Paper No. 2
Presentation Time: 9:00 AM-6:00 PM
INTEGRATING PETROLOGY, STRUCTURE, AND GEOCHRONOLOGY TO EVALUATE A POSSIBLE CRUSTAL CROSS-SECTION ON THE NW MARGIN OF THE WYOMING PROVINCE, SW MONTANA

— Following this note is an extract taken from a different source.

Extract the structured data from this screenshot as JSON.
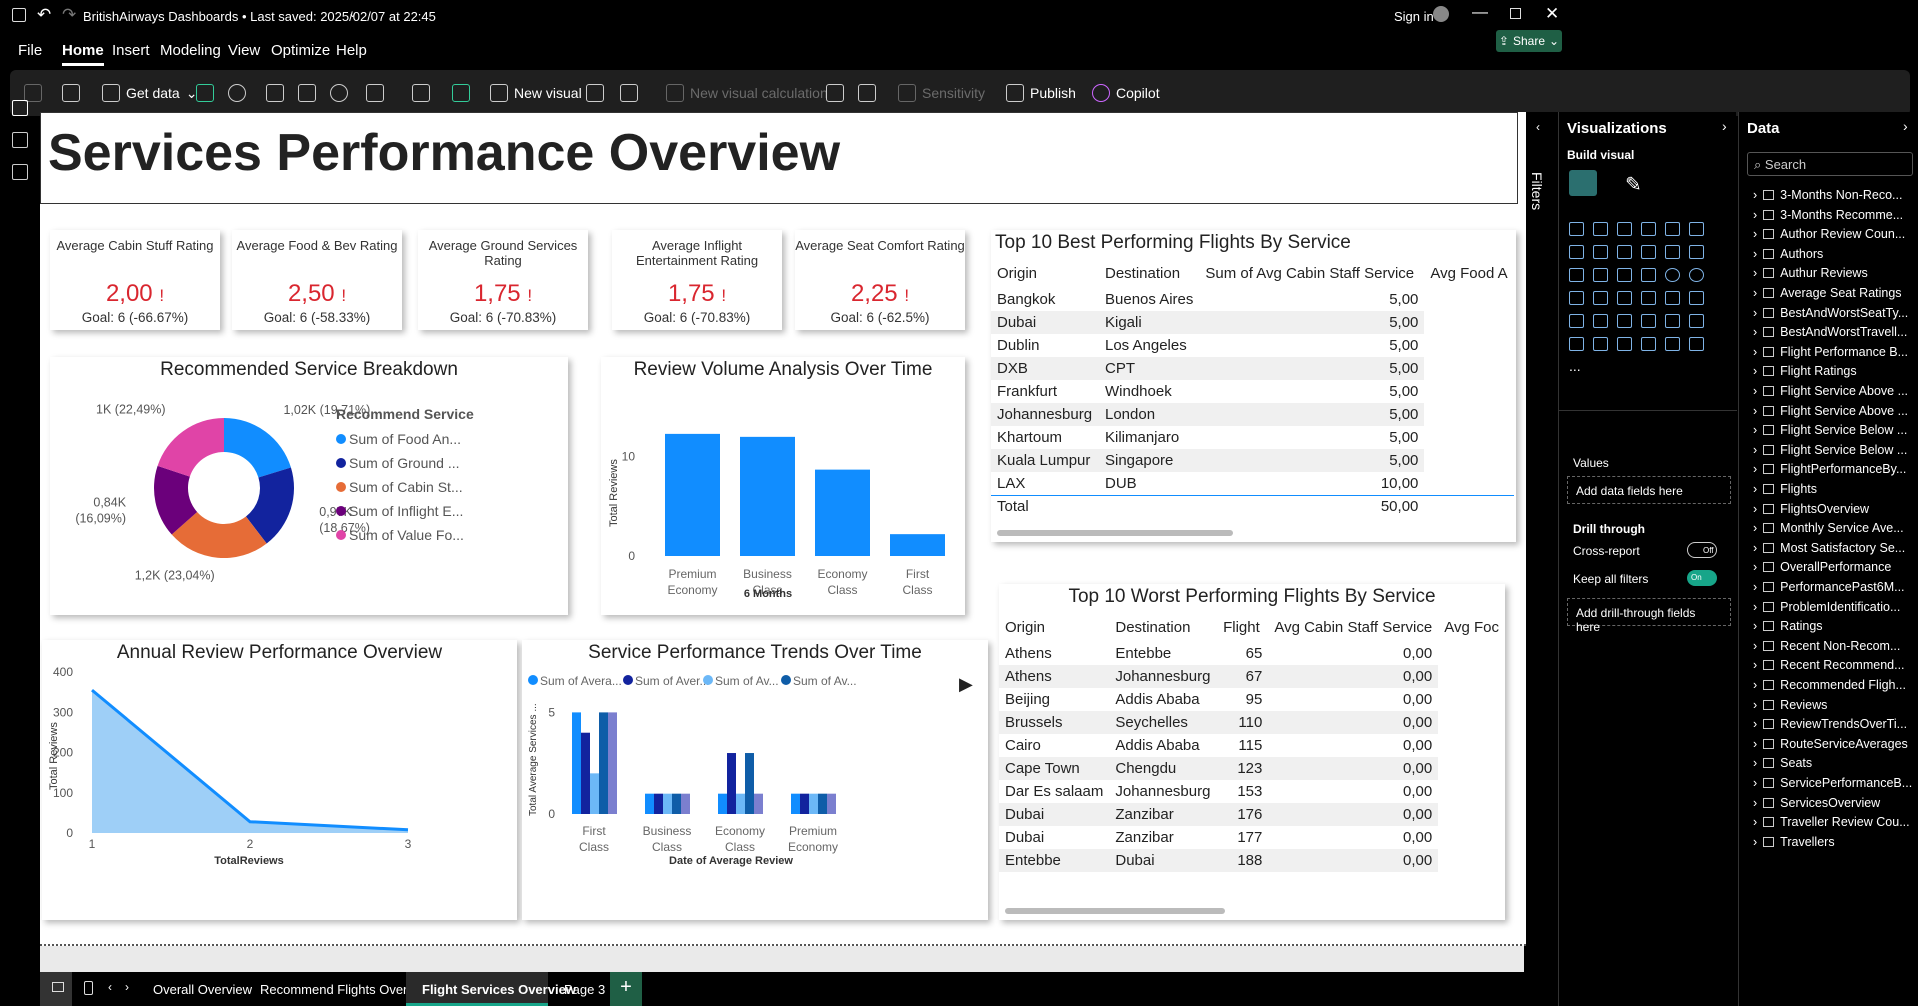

The deep crust plays a critical role in deformation of the lithosphere and crustal cross-sections are particularly valuable because they provide the opportunity to study processes across variable crustal levels. One example is potentially preserved in the northern Madison Range, SW Montana, along the northwestern margin of the Wyoming Craton. Here, Archean rocks were multiply deformed and metamorphosed to granulite facies, the most recent episode correlating with Paleoproterozoic thermotectonism recognized in nearby ranges as the Big Sky orogeny. We integrated field mapping, structural analysis, metamorphic petrology, and geochronology to understand Proterozoic paleodepths, timing, and exhumation mechanisms. Metamorphosed mafic dikes in the western part of the range record conversion of Opx-bearing protoliths to the high-pressure and temperature assemblage Grt+Cpx+Pl+Qtz with equilibrium P-T conditions of 1.2 GPa, 800°C. Metamorphic zircon dated by U-Pb ion probe indicate that these rocks were at paleodepths of 40-45 km at 1753 ± 18 Ma (2 sigma, MSWD = 1.5). Farther east in the middle of the range paleodepths of ~30 km are derived from Grt+St+Ky+Sil+Bt+Pl+Qtz schists (0.85 GPa, 700ºC). Monazite in key metamorphic phases give uniform U-Th-total Pb dates of 1745 ± 5 Ma (2 sigma), indistinguishable from the timing of high-pressure metamorphism to the west. At the eastern end of the range, Archean K-Ar biotite dates suggest paleodepths no deeper than ~13 km since that time. Ongoing research is aimed at evaluating whether this range-scale pattern represents a continuous lower to upper crustal section, or juxtaposition of multiple blocks with discrete bounding structures. Several 100’s of meters- to km-scale ductile shear zones occur throughout the range, but none have been studied in detail. Preliminary work on the Hell Roaring Creek shear zone, near the east end of the range, indicates that it is a 1-2 km wide NE-striking and moderate to steeply NW-dipping structure with a down-dip stretching lineation and NW-side-up kinematic indicators. Chronologic information will help distinguish between Archean and Proterozoic structures and evaluate the role of Proterozoic tectonometamorphism in the structural make-up and exhumation of basement rocks in this range.